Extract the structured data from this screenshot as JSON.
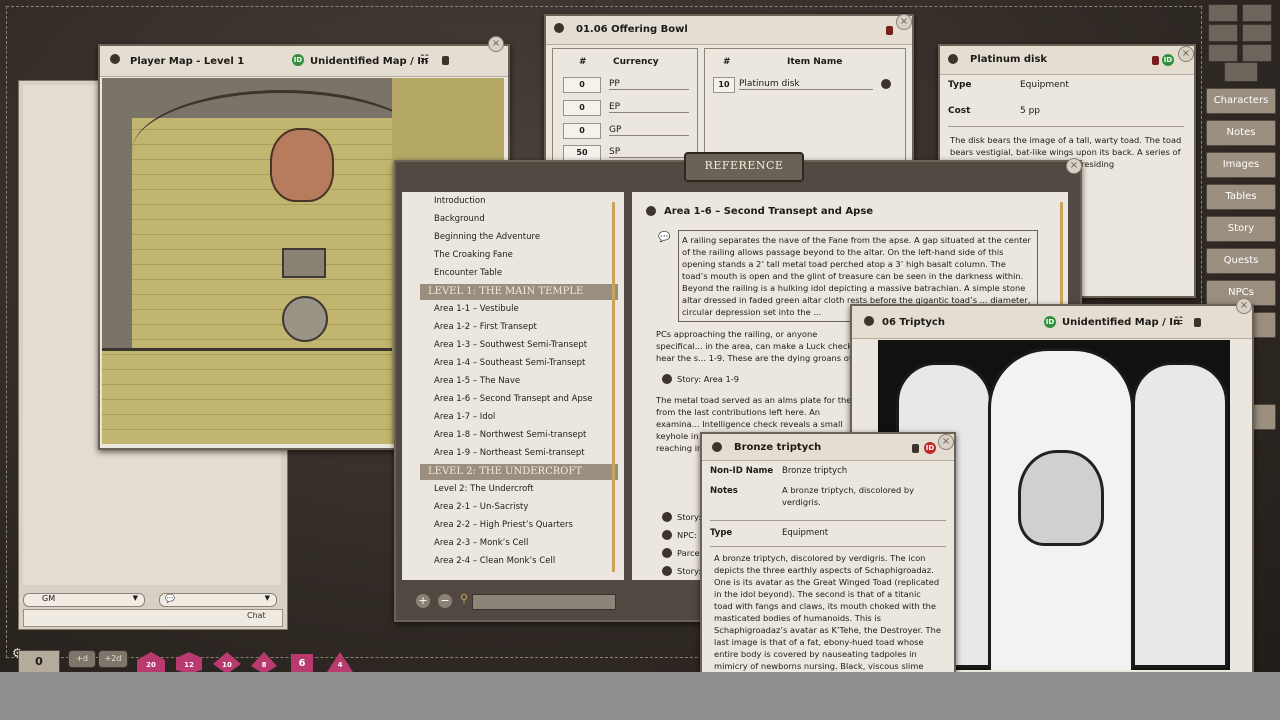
{
  "player_map": {
    "title": "Player Map - Level 1",
    "id_label": "Unidentified Map / In"
  },
  "offering_bowl": {
    "title": "01.06 Offering Bowl",
    "currency_hash": "#",
    "currency_header": "Currency",
    "currencies": [
      {
        "qty": "0",
        "name": "PP"
      },
      {
        "qty": "0",
        "name": "EP"
      },
      {
        "qty": "0",
        "name": "GP"
      },
      {
        "qty": "50",
        "name": "SP"
      }
    ],
    "item_hash": "#",
    "item_header": "Item Name",
    "items": [
      {
        "qty": "10",
        "name": "Platinum disk"
      }
    ]
  },
  "platinum_disk": {
    "title": "Platinum disk",
    "type_label": "Type",
    "type_value": "Equipment",
    "cost_label": "Cost",
    "cost_value": "5 pp",
    "description": "The disk bears the image of a tall, warty toad. The toad bears vestigial, bat-like wings upon its back. A series of ... hang from its ... pair of each residing"
  },
  "sidebar": {
    "buttons": [
      "Characters",
      "Notes",
      "Images",
      "Tables",
      "Story",
      "Quests",
      "NPCs"
    ]
  },
  "reference": {
    "title": "REFERENCE",
    "toc_top": [
      "Introduction",
      "Background",
      "Beginning the Adventure",
      "The Croaking Fane",
      "Encounter Table"
    ],
    "section1": "LEVEL 1: THE MAIN TEMPLE",
    "toc_level1": [
      "Area 1-1 – Vestibule",
      "Area 1-2 – First Transept",
      "Area 1-3 – Southwest Semi-Transept",
      "Area 1-4 – Southeast Semi-Transept",
      "Area 1-5 – The Nave",
      "Area 1-6 – Second Transept and Apse",
      "Area 1-7 – Idol",
      "Area 1-8 – Northwest Semi-transept",
      "Area 1-9 – Northeast Semi-transept"
    ],
    "section2": "LEVEL 2: THE UNDERCROFT",
    "toc_level2": [
      "Level 2: The Undercroft",
      "Area 2-1 – Un-Sacristy",
      "Area 2-2 – High Priest’s Quarters",
      "Area 2-3 – Monk’s Cell",
      "Area 2-4 – Clean Monk’s Cell"
    ],
    "content_title": "Area 1-6 – Second Transept and Apse",
    "boxed_text": "A railing separates the nave of the Fane from the apse. A gap situated at the center of the railing allows passage beyond to the altar. On the left-hand side of this opening stands a 2’ tall metal toad perched atop a 3’ high basalt column. The toad’s mouth is open and the glint of treasure can be seen in the darkness within. Beyond the railing is a hulking idol depicting a massive batrachian. A simple stone altar dressed in faded green altar cloth rests before the gigantic toad’s ... diameter, circular depression set into the ...",
    "para1": "PCs approaching the railing, or anyone specifical... in the area, can make a Luck check to hear the s... 1-9. These are the dying groans of Irrek the infe...",
    "story_link": "Story: Area 1-9",
    "para2": "The metal toad served as an alms plate for the F... from the last contributions left here. An examina... Intelligence check reveals a small keyhole in the ... proper key ... circumvent ... reaching in ... requiring a ... and 10 plati... each.",
    "links": [
      "Story:",
      "NPC:",
      "Parce",
      "Story:"
    ]
  },
  "triptych_map": {
    "title": "06 Triptych",
    "id_label": "Unidentified Map / In"
  },
  "bronze_triptych": {
    "title": "Bronze triptych",
    "nonid_label": "Non-ID Name",
    "nonid_value": "Bronze triptych",
    "notes_label": "Notes",
    "notes_value": "A bronze triptych, discolored by verdigris.",
    "type_label": "Type",
    "type_value": "Equipment",
    "description": "A bronze triptych, discolored by verdigris. The icon depicts the three earthly aspects of Schaphigroadaz. One is its avatar as the Great Winged Toad (replicated in the idol beyond). The second is that of a titanic toad with fangs and claws, its mouth choked with the masticated bodies of humanoids. This is Schaphigroadaz’s avatar as K’Tehe, the Destroyer. The last image is that of a fat, ebony-hued toad whose entire body is covered by nauseating tadpoles in mimicry of newborns nursing. Black, viscous slime oozes from the toad’s mouth in"
  },
  "chat": {
    "identity": "GM",
    "chat_button": "Chat"
  },
  "dice_bar": {
    "modifier": "0",
    "mod_buttons": [
      "+d",
      "+2d"
    ],
    "dice": [
      "20",
      "12",
      "10",
      "8",
      "6",
      "4"
    ]
  },
  "colors": {
    "parchment": "#ece7de",
    "frame": "#6b6154",
    "section_band": "#9a8f7f",
    "id_badge": "#2f8f3a",
    "dice": "#b93a6e"
  }
}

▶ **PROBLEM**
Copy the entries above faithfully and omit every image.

▶ **REPLY TO THE TASK**
Extract the structured data from this screenshot as JSON.
{
  "player_map": {
    "title": "Player Map - Level 1",
    "id_label": "Unidentified Map / In"
  },
  "offering_bowl": {
    "title": "01.06 Offering Bowl",
    "currency_hash": "#",
    "currency_header": "Currency",
    "currencies": [
      {
        "qty": "0",
        "name": "PP"
      },
      {
        "qty": "0",
        "name": "EP"
      },
      {
        "qty": "0",
        "name": "GP"
      },
      {
        "qty": "50",
        "name": "SP"
      }
    ],
    "item_hash": "#",
    "item_header": "Item Name",
    "items": [
      {
        "qty": "10",
        "name": "Platinum disk"
      }
    ]
  },
  "platinum_disk": {
    "title": "Platinum disk",
    "type_label": "Type",
    "type_value": "Equipment",
    "cost_label": "Cost",
    "cost_value": "5 pp",
    "description": "The disk bears the image of a tall, warty toad. The toad bears vestigial, bat-like wings upon its back. A series of ... hang from its ... pair of each residing"
  },
  "sidebar": {
    "buttons": [
      "Characters",
      "Notes",
      "Images",
      "Tables",
      "Story",
      "Quests",
      "NPCs"
    ]
  },
  "reference": {
    "title": "REFERENCE",
    "toc_top": [
      "Introduction",
      "Background",
      "Beginning the Adventure",
      "The Croaking Fane",
      "Encounter Table"
    ],
    "section1": "LEVEL 1: THE MAIN TEMPLE",
    "toc_level1": [
      "Area 1-1 – Vestibule",
      "Area 1-2 – First Transept",
      "Area 1-3 – Southwest Semi-Transept",
      "Area 1-4 – Southeast Semi-Transept",
      "Area 1-5 – The Nave",
      "Area 1-6 – Second Transept and Apse",
      "Area 1-7 – Idol",
      "Area 1-8 – Northwest Semi-transept",
      "Area 1-9 – Northeast Semi-transept"
    ],
    "section2": "LEVEL 2: THE UNDERCROFT",
    "toc_level2": [
      "Level 2: The Undercroft",
      "Area 2-1 – Un-Sacristy",
      "Area 2-2 – High Priest’s Quarters",
      "Area 2-3 – Monk’s Cell",
      "Area 2-4 – Clean Monk’s Cell"
    ],
    "content_title": "Area 1-6 – Second Transept and Apse",
    "boxed_text": "A railing separates the nave of the Fane from the apse. A gap situated at the center of the railing allows passage beyond to the altar. On the left-hand side of this opening stands a 2’ tall metal toad perched atop a 3’ high basalt column. The toad’s mouth is open and the glint of treasure can be seen in the darkness within. Beyond the railing is a hulking idol depicting a massive batrachian. A simple stone altar dressed in faded green altar cloth rests before the gigantic toad’s ... diameter, circular depression set into the ...",
    "para1": "PCs approaching the railing, or anyone specifical... in the area, can make a Luck check to hear the s... 1-9. These are the dying groans of Irrek the infe...",
    "story_link": "Story: Area 1-9",
    "para2": "The metal toad served as an alms plate for the F... from the last contributions left here. An examina... Intelligence check reveals a small keyhole in the ... proper key ... circumvent ... reaching in ... requiring a ... and 10 plati... each.",
    "links": [
      "Story:",
      "NPC:",
      "Parce",
      "Story:"
    ]
  },
  "triptych_map": {
    "title": "06 Triptych",
    "id_label": "Unidentified Map / In"
  },
  "bronze_triptych": {
    "title": "Bronze triptych",
    "nonid_label": "Non-ID Name",
    "nonid_value": "Bronze triptych",
    "notes_label": "Notes",
    "notes_value": "A bronze triptych, discolored by verdigris.",
    "type_label": "Type",
    "type_value": "Equipment",
    "description": "A bronze triptych, discolored by verdigris. The icon depicts the three earthly aspects of Schaphigroadaz. One is its avatar as the Great Winged Toad (replicated in the idol beyond). The second is that of a titanic toad with fangs and claws, its mouth choked with the masticated bodies of humanoids. This is Schaphigroadaz’s avatar as K’Tehe, the Destroyer. The last image is that of a fat, ebony-hued toad whose entire body is covered by nauseating tadpoles in mimicry of newborns nursing. Black, viscous slime oozes from the toad’s mouth in"
  },
  "chat": {
    "identity": "GM",
    "chat_button": "Chat"
  },
  "dice_bar": {
    "modifier": "0",
    "mod_buttons": [
      "+d",
      "+2d"
    ],
    "dice": [
      "20",
      "12",
      "10",
      "8",
      "6",
      "4"
    ]
  },
  "colors": {
    "parchment": "#ece7de",
    "frame": "#6b6154",
    "section_band": "#9a8f7f",
    "id_badge": "#2f8f3a",
    "dice": "#b93a6e"
  }
}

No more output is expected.